INSTRUCTIONS FOR THE TASK:
Looking at the records below, count how many lines contain the string "accel". Give that number alone.

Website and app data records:
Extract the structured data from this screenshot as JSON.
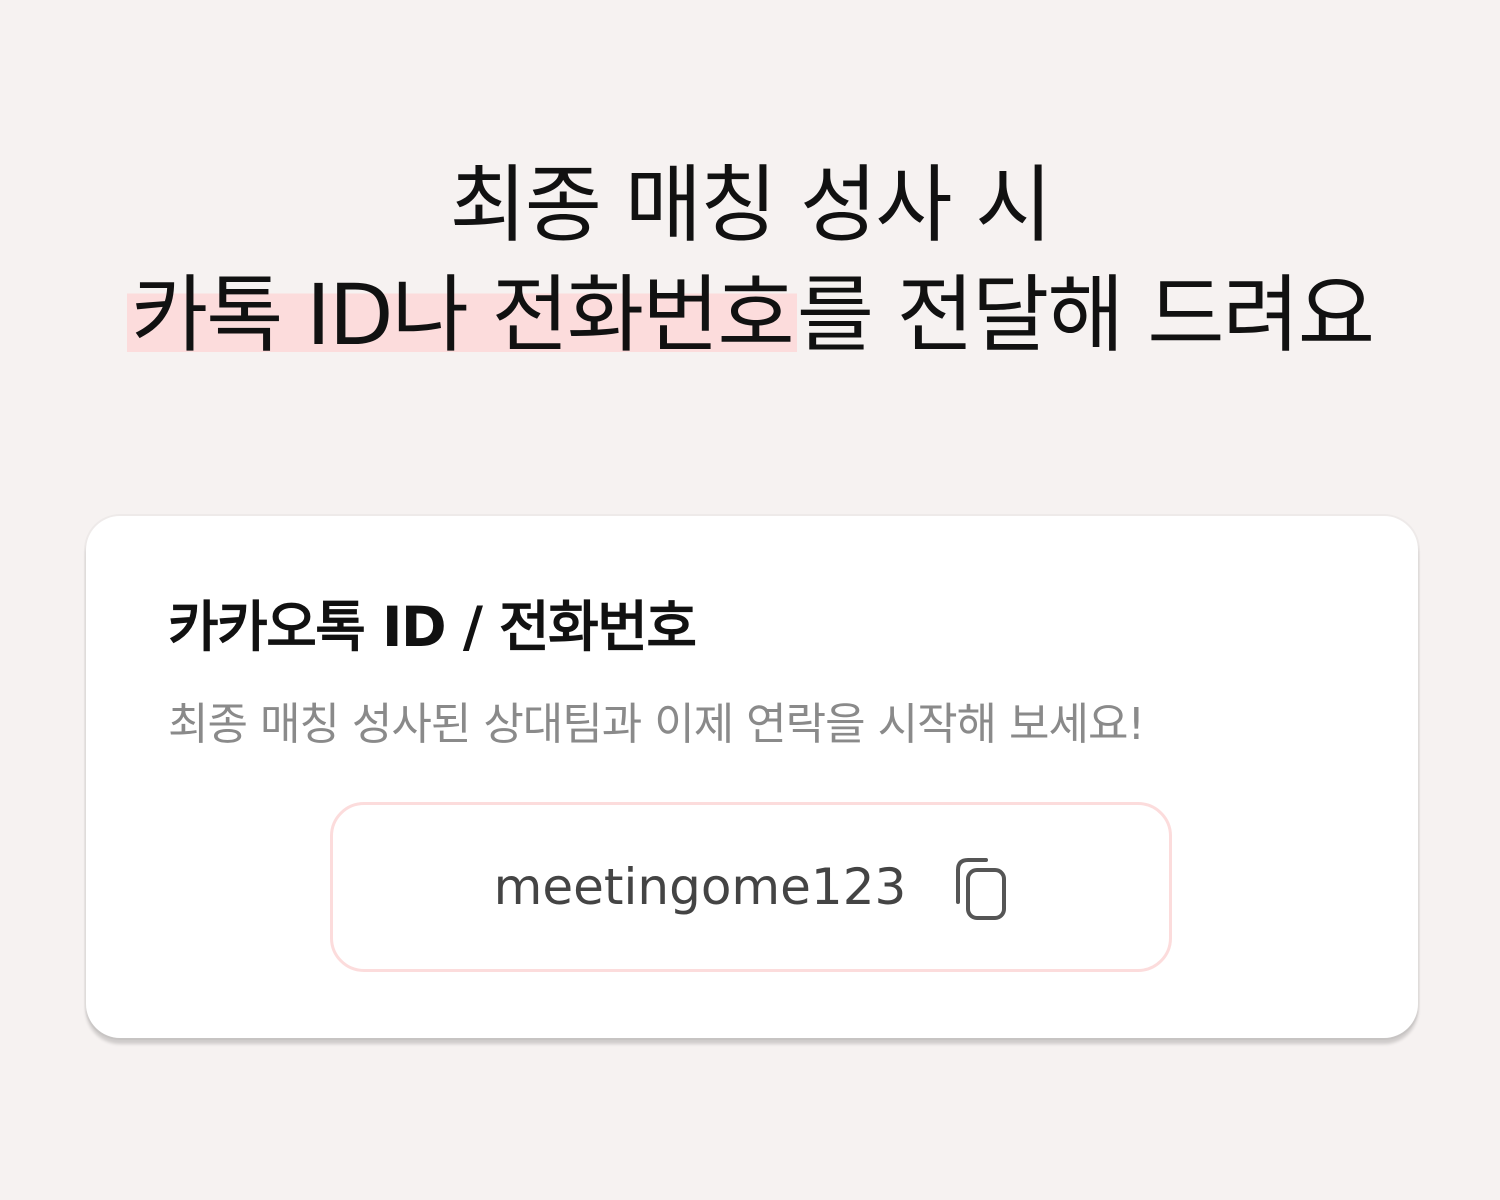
{
  "headline": {
    "line1": "최종 매칭 성사 시",
    "line2_highlight": "카톡 ID나 전화번호",
    "line2_rest": "를 전달해 드려요"
  },
  "card": {
    "title": "카카오톡 ID / 전화번호",
    "description": "최종 매칭 성사된 상대팀과 이제 연락을 시작해 보세요!",
    "contact_value": "meetingome123",
    "copy_icon": "copy-icon"
  },
  "colors": {
    "background": "#f6f2f1",
    "highlight": "#fcdcdc",
    "card": "#ffffff",
    "box_border": "#fcdcdc",
    "description": "#8a8a8a"
  }
}
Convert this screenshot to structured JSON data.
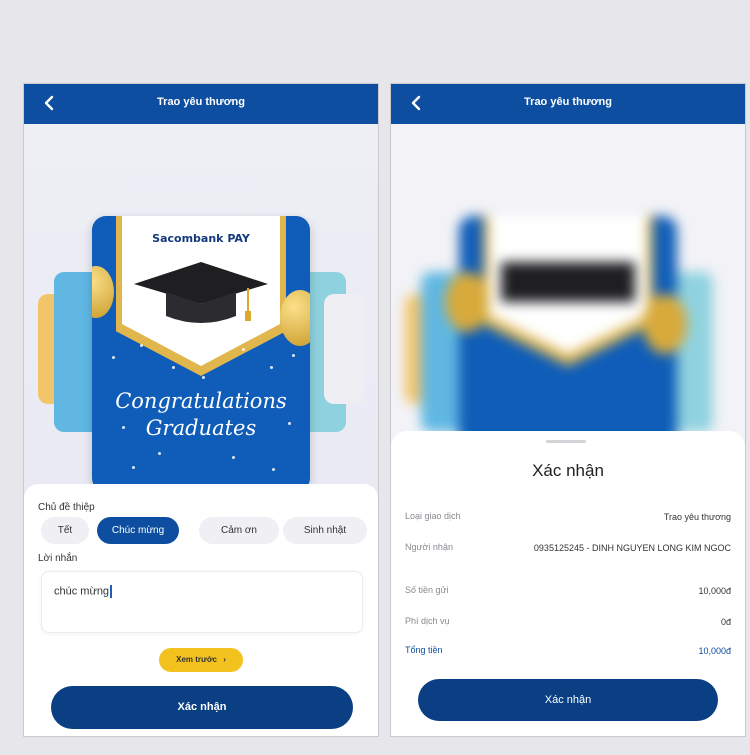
{
  "left_screen": {
    "header": {
      "title": "Trao yêu thương"
    },
    "card": {
      "brand": "Sacombank PAY",
      "line1": "Congratulations",
      "line2": "Graduates"
    },
    "form": {
      "theme_label": "Chủ đề thiệp",
      "chips": [
        "Tết",
        "Chúc mừng",
        "Cảm ơn",
        "Sinh nhật"
      ],
      "selected_chip": "Chúc mừng",
      "message_label": "Lời nhắn",
      "message_value": "chúc mừng",
      "preview_label": "Xem trước",
      "confirm_label": "Xác nhận"
    }
  },
  "right_screen": {
    "header": {
      "title": "Trao yêu thương"
    },
    "sheet": {
      "title": "Xác nhận",
      "rows": [
        {
          "label": "Loại giao dịch",
          "value": "Trao yêu thương"
        },
        {
          "label": "Người nhận",
          "value": "0935125245 - DINH NGUYEN LONG KIM NGOC"
        },
        {
          "label": "Số tiền gửi",
          "value": "10,000đ"
        },
        {
          "label": "Phí dịch vụ",
          "value": "0đ"
        },
        {
          "label": "Tổng tiền",
          "value": "10,000đ"
        }
      ],
      "confirm_label": "Xác nhận"
    }
  },
  "colors": {
    "primary": "#0d4ea0",
    "button_dark": "#0a3f84",
    "preview_yellow": "#f4c21f",
    "card_blue": "#0f5db8",
    "gold": "#e1b64c"
  }
}
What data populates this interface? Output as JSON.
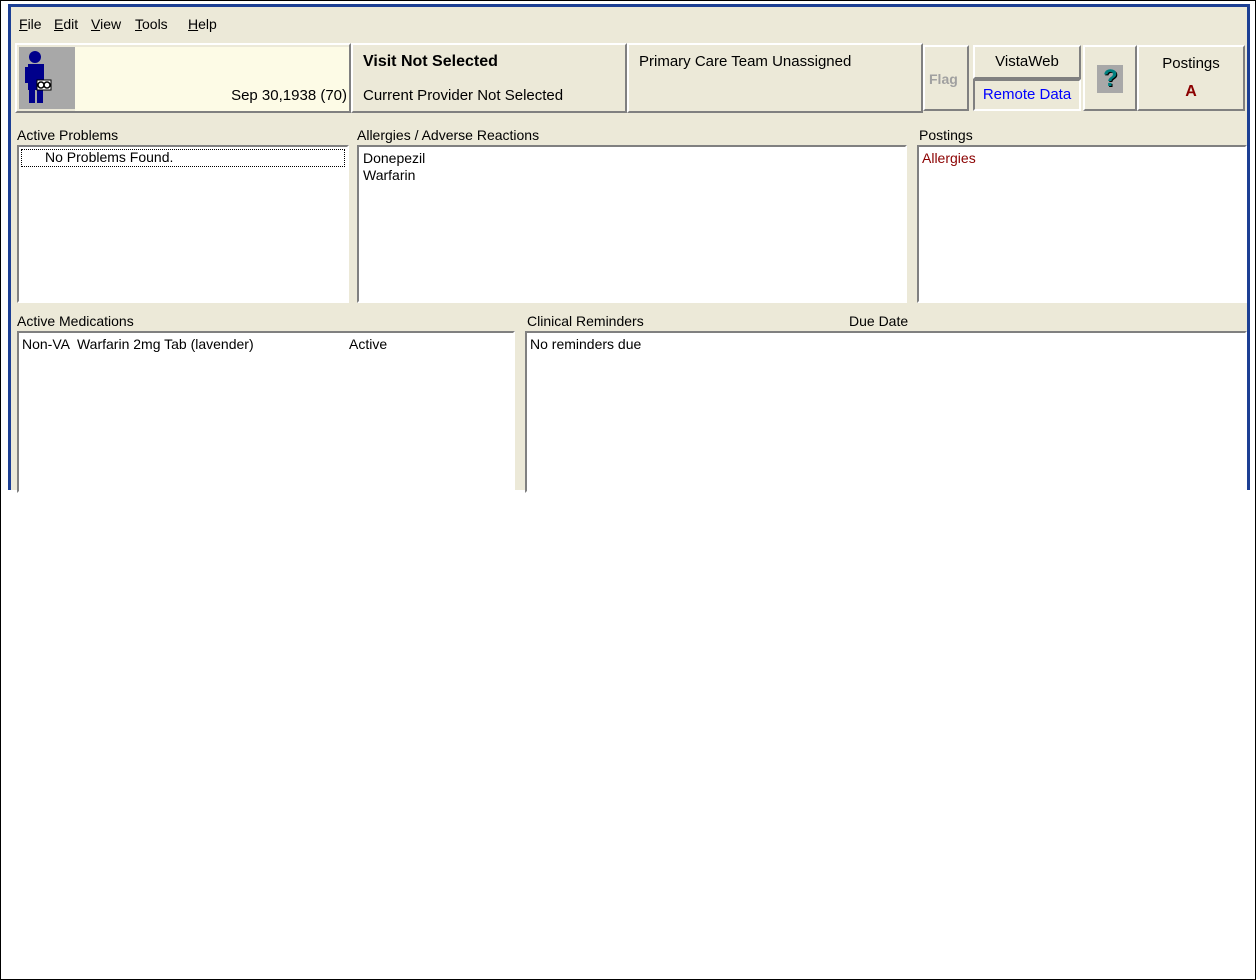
{
  "menu": {
    "items": [
      {
        "label": "File",
        "accel": "F",
        "rest": "ile"
      },
      {
        "label": "Edit",
        "accel": "E",
        "rest": "dit"
      },
      {
        "label": "View",
        "accel": "V",
        "rest": "iew"
      },
      {
        "label": "Tools",
        "accel": "T",
        "rest": "ools"
      },
      {
        "label": "Help",
        "accel": "H",
        "rest": "elp"
      }
    ]
  },
  "header": {
    "patient_dob": "Sep 30,1938 (70)",
    "visit_title": "Visit Not Selected",
    "provider": "Current Provider Not Selected",
    "care_team": "Primary Care Team Unassigned",
    "flag_label": "Flag",
    "vistaweb_label": "VistaWeb",
    "remote_data_label": "Remote Data",
    "help_glyph": "?",
    "postings_label": "Postings",
    "postings_code": "A"
  },
  "problems": {
    "title": "Active Problems",
    "items": [
      "No Problems Found."
    ]
  },
  "allergies": {
    "title": "Allergies / Adverse Reactions",
    "items": [
      "Donepezil",
      "Warfarin"
    ]
  },
  "postings": {
    "title": "Postings",
    "items": [
      "Allergies"
    ]
  },
  "medications": {
    "title": "Active Medications",
    "items": [
      {
        "name": "Non-VA  Warfarin 2mg Tab (lavender)",
        "status": "Active"
      }
    ]
  },
  "reminders": {
    "title": "Clinical Reminders",
    "due_title": "Due Date",
    "items": [
      "No reminders due"
    ]
  },
  "colors": {
    "window_bg": "#ece9d8",
    "frame_blue": "#1c3f94",
    "link_blue": "#0000ff",
    "posting_red": "#8b0000",
    "flag_gray": "#a0a0a0"
  },
  "icons": [
    "patient-icon",
    "help-icon"
  ]
}
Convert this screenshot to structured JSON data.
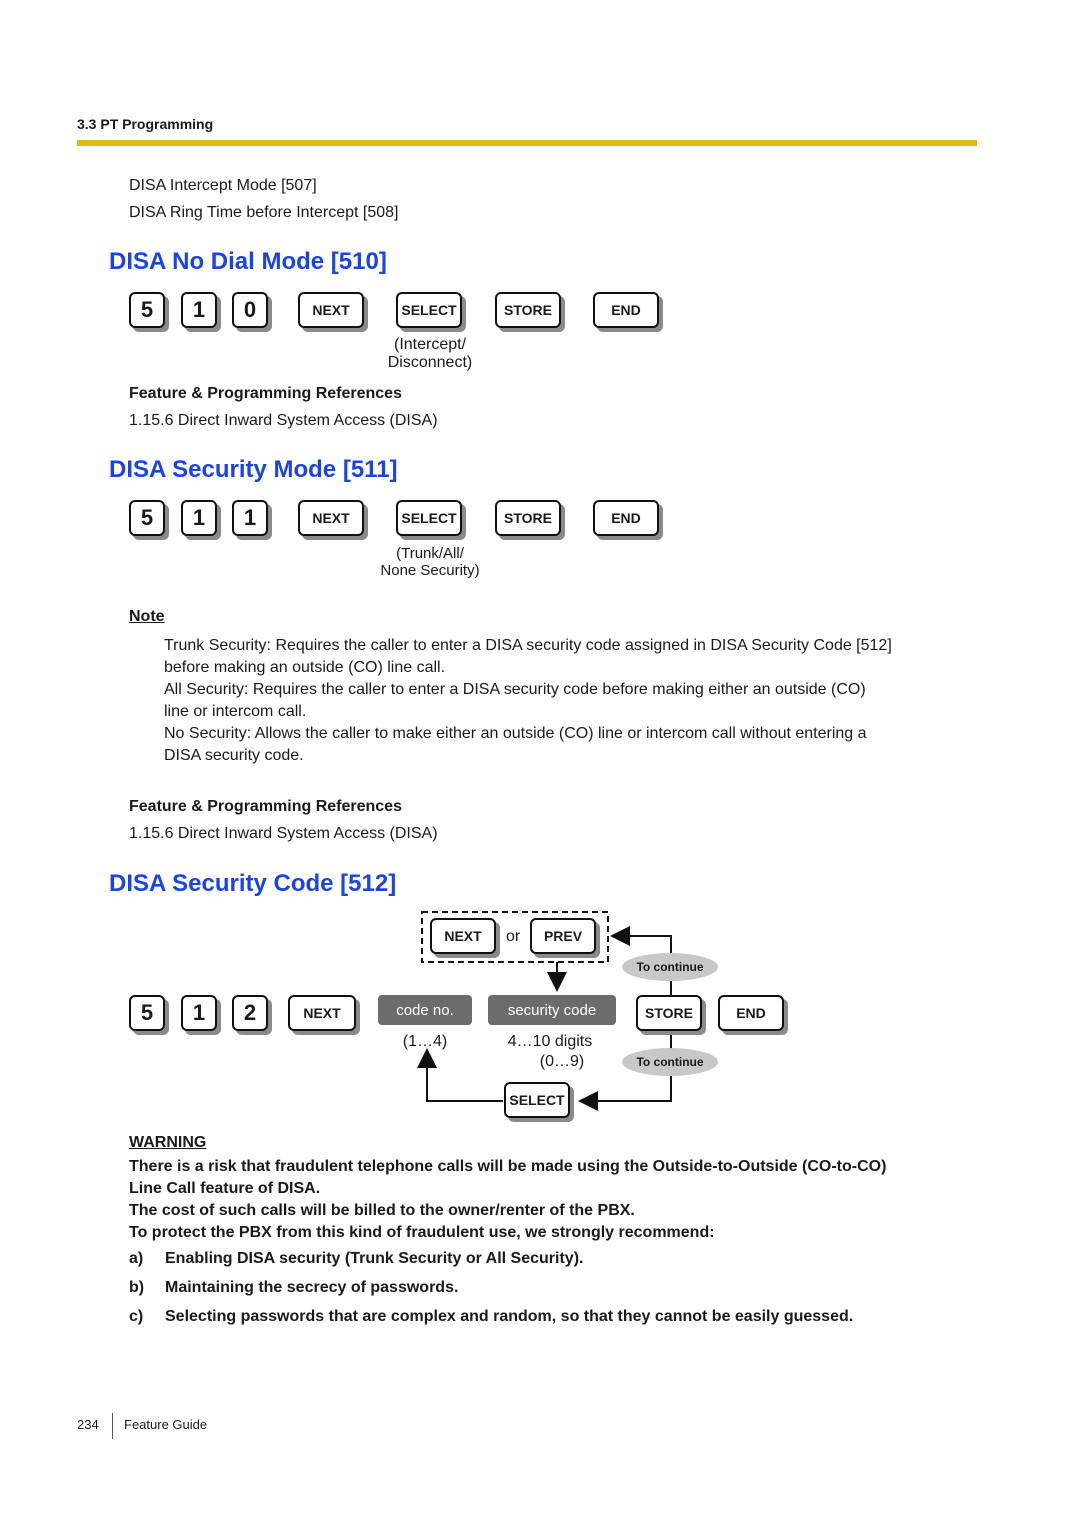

SOLUTION FOR THIS EXERCISE:
5